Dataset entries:

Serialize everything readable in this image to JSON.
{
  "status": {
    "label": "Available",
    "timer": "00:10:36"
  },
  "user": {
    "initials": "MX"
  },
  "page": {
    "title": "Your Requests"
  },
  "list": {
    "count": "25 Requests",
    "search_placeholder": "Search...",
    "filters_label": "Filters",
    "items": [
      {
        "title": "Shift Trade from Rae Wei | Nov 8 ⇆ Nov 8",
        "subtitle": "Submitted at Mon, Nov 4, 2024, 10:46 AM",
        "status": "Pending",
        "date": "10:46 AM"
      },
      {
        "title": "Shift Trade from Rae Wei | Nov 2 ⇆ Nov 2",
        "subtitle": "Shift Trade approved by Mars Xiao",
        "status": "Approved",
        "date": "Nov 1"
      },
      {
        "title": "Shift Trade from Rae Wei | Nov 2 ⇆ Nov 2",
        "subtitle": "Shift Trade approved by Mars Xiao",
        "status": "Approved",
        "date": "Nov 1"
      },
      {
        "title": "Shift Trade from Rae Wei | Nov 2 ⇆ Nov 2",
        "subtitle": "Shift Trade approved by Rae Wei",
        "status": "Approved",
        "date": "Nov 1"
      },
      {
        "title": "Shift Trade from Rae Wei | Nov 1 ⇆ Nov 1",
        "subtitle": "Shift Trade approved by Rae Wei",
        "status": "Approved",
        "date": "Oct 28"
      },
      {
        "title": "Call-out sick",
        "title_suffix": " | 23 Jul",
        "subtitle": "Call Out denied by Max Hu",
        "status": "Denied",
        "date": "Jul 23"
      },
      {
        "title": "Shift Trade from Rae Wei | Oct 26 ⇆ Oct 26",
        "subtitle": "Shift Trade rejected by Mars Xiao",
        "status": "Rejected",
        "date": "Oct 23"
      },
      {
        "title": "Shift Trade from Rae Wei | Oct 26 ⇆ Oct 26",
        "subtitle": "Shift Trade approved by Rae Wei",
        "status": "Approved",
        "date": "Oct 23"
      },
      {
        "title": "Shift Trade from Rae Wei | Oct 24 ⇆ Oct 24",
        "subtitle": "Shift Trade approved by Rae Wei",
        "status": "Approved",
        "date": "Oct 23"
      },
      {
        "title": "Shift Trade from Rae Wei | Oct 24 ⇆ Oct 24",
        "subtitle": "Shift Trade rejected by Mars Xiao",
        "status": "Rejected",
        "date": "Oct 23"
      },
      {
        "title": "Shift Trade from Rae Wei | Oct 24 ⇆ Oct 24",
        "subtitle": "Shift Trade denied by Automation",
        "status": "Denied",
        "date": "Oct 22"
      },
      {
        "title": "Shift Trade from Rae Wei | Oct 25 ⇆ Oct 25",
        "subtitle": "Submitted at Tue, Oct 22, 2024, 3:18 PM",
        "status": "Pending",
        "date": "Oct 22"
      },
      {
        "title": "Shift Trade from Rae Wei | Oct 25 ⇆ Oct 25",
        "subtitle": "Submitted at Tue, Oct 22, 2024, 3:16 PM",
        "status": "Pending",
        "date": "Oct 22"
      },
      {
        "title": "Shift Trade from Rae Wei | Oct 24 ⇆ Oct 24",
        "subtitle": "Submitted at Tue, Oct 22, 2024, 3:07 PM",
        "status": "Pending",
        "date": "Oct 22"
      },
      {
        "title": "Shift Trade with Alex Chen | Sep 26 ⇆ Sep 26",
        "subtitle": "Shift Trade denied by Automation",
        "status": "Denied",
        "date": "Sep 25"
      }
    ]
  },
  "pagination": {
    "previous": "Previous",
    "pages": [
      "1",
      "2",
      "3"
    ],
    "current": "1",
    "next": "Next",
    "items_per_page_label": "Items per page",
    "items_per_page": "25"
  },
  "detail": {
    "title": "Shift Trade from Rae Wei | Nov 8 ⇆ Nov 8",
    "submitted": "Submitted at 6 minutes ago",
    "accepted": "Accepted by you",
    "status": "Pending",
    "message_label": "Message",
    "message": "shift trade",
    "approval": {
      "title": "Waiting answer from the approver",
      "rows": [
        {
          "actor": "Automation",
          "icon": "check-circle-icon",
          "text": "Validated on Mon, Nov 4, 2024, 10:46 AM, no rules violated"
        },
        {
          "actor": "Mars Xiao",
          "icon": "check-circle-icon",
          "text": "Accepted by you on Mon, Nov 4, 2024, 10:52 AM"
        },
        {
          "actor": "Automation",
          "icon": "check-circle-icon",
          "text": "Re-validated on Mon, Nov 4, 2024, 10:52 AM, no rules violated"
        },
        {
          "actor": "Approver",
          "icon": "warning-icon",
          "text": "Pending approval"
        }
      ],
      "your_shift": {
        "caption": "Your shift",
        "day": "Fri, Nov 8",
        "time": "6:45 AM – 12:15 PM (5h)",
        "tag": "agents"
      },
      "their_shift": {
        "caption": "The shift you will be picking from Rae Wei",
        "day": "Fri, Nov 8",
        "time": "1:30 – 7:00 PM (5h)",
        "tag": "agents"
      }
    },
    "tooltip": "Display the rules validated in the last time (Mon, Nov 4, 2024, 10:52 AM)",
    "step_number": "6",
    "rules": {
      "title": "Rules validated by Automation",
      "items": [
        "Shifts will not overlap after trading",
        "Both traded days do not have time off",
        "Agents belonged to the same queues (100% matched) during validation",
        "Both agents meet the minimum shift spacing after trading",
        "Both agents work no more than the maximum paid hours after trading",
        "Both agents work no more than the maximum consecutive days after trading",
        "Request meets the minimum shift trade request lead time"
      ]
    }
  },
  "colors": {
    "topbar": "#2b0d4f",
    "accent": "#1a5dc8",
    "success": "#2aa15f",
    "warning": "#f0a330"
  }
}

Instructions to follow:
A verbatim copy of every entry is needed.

Exercise answer:
Serialize everything readable in this image to JSON.
{
  "status": {
    "label": "Available",
    "timer": "00:10:36"
  },
  "user": {
    "initials": "MX"
  },
  "page": {
    "title": "Your Requests"
  },
  "list": {
    "count": "25 Requests",
    "search_placeholder": "Search...",
    "filters_label": "Filters",
    "items": [
      {
        "title": "Shift Trade from Rae Wei | Nov 8 ⇆ Nov 8",
        "subtitle": "Submitted at Mon, Nov 4, 2024, 10:46 AM",
        "status": "Pending",
        "date": "10:46 AM"
      },
      {
        "title": "Shift Trade from Rae Wei | Nov 2 ⇆ Nov 2",
        "subtitle": "Shift Trade approved by Mars Xiao",
        "status": "Approved",
        "date": "Nov 1"
      },
      {
        "title": "Shift Trade from Rae Wei | Nov 2 ⇆ Nov 2",
        "subtitle": "Shift Trade approved by Mars Xiao",
        "status": "Approved",
        "date": "Nov 1"
      },
      {
        "title": "Shift Trade from Rae Wei | Nov 2 ⇆ Nov 2",
        "subtitle": "Shift Trade approved by Rae Wei",
        "status": "Approved",
        "date": "Nov 1"
      },
      {
        "title": "Shift Trade from Rae Wei | Nov 1 ⇆ Nov 1",
        "subtitle": "Shift Trade approved by Rae Wei",
        "status": "Approved",
        "date": "Oct 28"
      },
      {
        "title": "Call-out sick",
        "title_suffix": " | 23 Jul",
        "subtitle": "Call Out denied by Max Hu",
        "status": "Denied",
        "date": "Jul 23"
      },
      {
        "title": "Shift Trade from Rae Wei | Oct 26 ⇆ Oct 26",
        "subtitle": "Shift Trade rejected by Mars Xiao",
        "status": "Rejected",
        "date": "Oct 23"
      },
      {
        "title": "Shift Trade from Rae Wei | Oct 26 ⇆ Oct 26",
        "subtitle": "Shift Trade approved by Rae Wei",
        "status": "Approved",
        "date": "Oct 23"
      },
      {
        "title": "Shift Trade from Rae Wei | Oct 24 ⇆ Oct 24",
        "subtitle": "Shift Trade approved by Rae Wei",
        "status": "Approved",
        "date": "Oct 23"
      },
      {
        "title": "Shift Trade from Rae Wei | Oct 24 ⇆ Oct 24",
        "subtitle": "Shift Trade rejected by Mars Xiao",
        "status": "Rejected",
        "date": "Oct 23"
      },
      {
        "title": "Shift Trade from Rae Wei | Oct 24 ⇆ Oct 24",
        "subtitle": "Shift Trade denied by Automation",
        "status": "Denied",
        "date": "Oct 22"
      },
      {
        "title": "Shift Trade from Rae Wei | Oct 25 ⇆ Oct 25",
        "subtitle": "Submitted at Tue, Oct 22, 2024, 3:18 PM",
        "status": "Pending",
        "date": "Oct 22"
      },
      {
        "title": "Shift Trade from Rae Wei | Oct 25 ⇆ Oct 25",
        "subtitle": "Submitted at Tue, Oct 22, 2024, 3:16 PM",
        "status": "Pending",
        "date": "Oct 22"
      },
      {
        "title": "Shift Trade from Rae Wei | Oct 24 ⇆ Oct 24",
        "subtitle": "Submitted at Tue, Oct 22, 2024, 3:07 PM",
        "status": "Pending",
        "date": "Oct 22"
      },
      {
        "title": "Shift Trade with Alex Chen | Sep 26 ⇆ Sep 26",
        "subtitle": "Shift Trade denied by Automation",
        "status": "Denied",
        "date": "Sep 25"
      }
    ]
  },
  "pagination": {
    "previous": "Previous",
    "pages": [
      "1",
      "2",
      "3"
    ],
    "current": "1",
    "next": "Next",
    "items_per_page_label": "Items per page",
    "items_per_page": "25"
  },
  "detail": {
    "title": "Shift Trade from Rae Wei | Nov 8 ⇆ Nov 8",
    "submitted": "Submitted at 6 minutes ago",
    "accepted": "Accepted by you",
    "status": "Pending",
    "message_label": "Message",
    "message": "shift trade",
    "approval": {
      "title": "Waiting answer from the approver",
      "rows": [
        {
          "actor": "Automation",
          "icon": "check-circle-icon",
          "text": "Validated on Mon, Nov 4, 2024, 10:46 AM, no rules violated"
        },
        {
          "actor": "Mars Xiao",
          "icon": "check-circle-icon",
          "text": "Accepted by you on Mon, Nov 4, 2024, 10:52 AM"
        },
        {
          "actor": "Automation",
          "icon": "check-circle-icon",
          "text": "Re-validated on Mon, Nov 4, 2024, 10:52 AM, no rules violated"
        },
        {
          "actor": "Approver",
          "icon": "warning-icon",
          "text": "Pending approval"
        }
      ],
      "your_shift": {
        "caption": "Your shift",
        "day": "Fri, Nov 8",
        "time": "6:45 AM – 12:15 PM (5h)",
        "tag": "agents"
      },
      "their_shift": {
        "caption": "The shift you will be picking from Rae Wei",
        "day": "Fri, Nov 8",
        "time": "1:30 – 7:00 PM (5h)",
        "tag": "agents"
      }
    },
    "tooltip": "Display the rules validated in the last time (Mon, Nov 4, 2024, 10:52 AM)",
    "step_number": "6",
    "rules": {
      "title": "Rules validated by Automation",
      "items": [
        "Shifts will not overlap after trading",
        "Both traded days do not have time off",
        "Agents belonged to the same queues (100% matched) during validation",
        "Both agents meet the minimum shift spacing after trading",
        "Both agents work no more than the maximum paid hours after trading",
        "Both agents work no more than the maximum consecutive days after trading",
        "Request meets the minimum shift trade request lead time"
      ]
    }
  },
  "colors": {
    "topbar": "#2b0d4f",
    "accent": "#1a5dc8",
    "success": "#2aa15f",
    "warning": "#f0a330"
  }
}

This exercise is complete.